- _Record set_:
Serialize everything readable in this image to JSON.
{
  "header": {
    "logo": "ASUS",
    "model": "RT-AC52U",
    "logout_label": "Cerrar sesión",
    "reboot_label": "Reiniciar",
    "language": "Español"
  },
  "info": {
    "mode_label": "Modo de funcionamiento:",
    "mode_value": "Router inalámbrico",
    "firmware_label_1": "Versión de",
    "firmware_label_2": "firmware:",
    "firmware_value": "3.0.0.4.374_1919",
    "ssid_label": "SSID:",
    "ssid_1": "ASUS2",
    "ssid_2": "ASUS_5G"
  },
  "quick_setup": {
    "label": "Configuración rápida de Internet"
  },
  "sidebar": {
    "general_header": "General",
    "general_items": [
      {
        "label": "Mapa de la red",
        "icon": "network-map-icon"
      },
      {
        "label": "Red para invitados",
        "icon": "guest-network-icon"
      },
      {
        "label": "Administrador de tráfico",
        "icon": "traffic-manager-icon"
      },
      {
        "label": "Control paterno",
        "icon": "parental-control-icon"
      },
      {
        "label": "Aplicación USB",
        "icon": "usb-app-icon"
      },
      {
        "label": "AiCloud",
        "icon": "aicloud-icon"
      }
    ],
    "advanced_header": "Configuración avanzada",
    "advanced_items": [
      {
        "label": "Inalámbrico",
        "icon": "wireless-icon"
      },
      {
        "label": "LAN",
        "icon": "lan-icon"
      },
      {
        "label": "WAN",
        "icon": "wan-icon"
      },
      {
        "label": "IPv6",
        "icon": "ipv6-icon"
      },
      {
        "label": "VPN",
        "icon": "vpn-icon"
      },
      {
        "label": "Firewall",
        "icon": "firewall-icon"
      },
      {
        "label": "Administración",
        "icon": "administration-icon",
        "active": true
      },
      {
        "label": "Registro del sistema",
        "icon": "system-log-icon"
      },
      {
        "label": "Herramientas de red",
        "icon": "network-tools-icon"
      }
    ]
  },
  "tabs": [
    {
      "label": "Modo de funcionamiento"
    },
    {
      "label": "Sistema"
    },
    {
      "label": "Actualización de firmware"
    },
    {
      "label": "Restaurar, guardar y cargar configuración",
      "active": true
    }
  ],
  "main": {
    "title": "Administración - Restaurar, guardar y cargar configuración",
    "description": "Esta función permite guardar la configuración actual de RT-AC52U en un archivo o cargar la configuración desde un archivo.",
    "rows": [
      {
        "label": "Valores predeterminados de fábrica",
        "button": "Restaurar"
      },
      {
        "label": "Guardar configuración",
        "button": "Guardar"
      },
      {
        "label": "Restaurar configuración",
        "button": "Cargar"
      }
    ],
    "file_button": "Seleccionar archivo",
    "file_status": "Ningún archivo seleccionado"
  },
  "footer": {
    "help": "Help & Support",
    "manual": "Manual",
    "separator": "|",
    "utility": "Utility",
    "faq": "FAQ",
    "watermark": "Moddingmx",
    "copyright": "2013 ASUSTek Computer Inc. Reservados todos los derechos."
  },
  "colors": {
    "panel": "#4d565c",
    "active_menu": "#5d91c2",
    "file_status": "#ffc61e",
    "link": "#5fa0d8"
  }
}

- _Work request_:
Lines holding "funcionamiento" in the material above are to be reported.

- _Solution to this problem_:
    "mode_label": "Modo de funcionamiento:",
      "label": "Modo de funcionamiento"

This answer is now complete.